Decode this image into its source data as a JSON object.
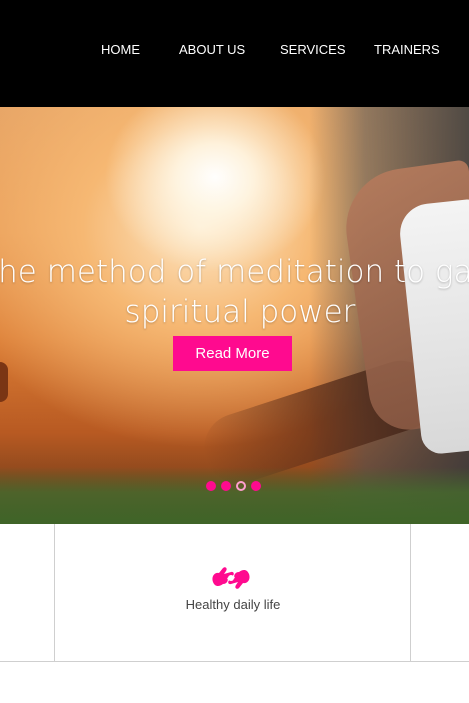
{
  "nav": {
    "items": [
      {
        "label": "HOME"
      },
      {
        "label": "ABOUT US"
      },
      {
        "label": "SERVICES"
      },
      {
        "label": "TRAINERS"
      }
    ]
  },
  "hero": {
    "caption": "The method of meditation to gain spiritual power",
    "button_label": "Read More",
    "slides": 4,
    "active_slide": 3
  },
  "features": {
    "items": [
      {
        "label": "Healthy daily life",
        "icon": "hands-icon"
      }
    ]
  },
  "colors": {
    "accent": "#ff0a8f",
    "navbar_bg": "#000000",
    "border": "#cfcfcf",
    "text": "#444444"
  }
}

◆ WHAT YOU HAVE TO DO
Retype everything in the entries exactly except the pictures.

◆ OUTPUT BELOW
Decode this image into its source data as a JSON object.
{
  "nav": {
    "items": [
      {
        "label": "HOME"
      },
      {
        "label": "ABOUT US"
      },
      {
        "label": "SERVICES"
      },
      {
        "label": "TRAINERS"
      }
    ]
  },
  "hero": {
    "caption": "The method of meditation to gain spiritual power",
    "button_label": "Read More",
    "slides": 4,
    "active_slide": 3
  },
  "features": {
    "items": [
      {
        "label": "Healthy daily life",
        "icon": "hands-icon"
      }
    ]
  },
  "colors": {
    "accent": "#ff0a8f",
    "navbar_bg": "#000000",
    "border": "#cfcfcf",
    "text": "#444444"
  }
}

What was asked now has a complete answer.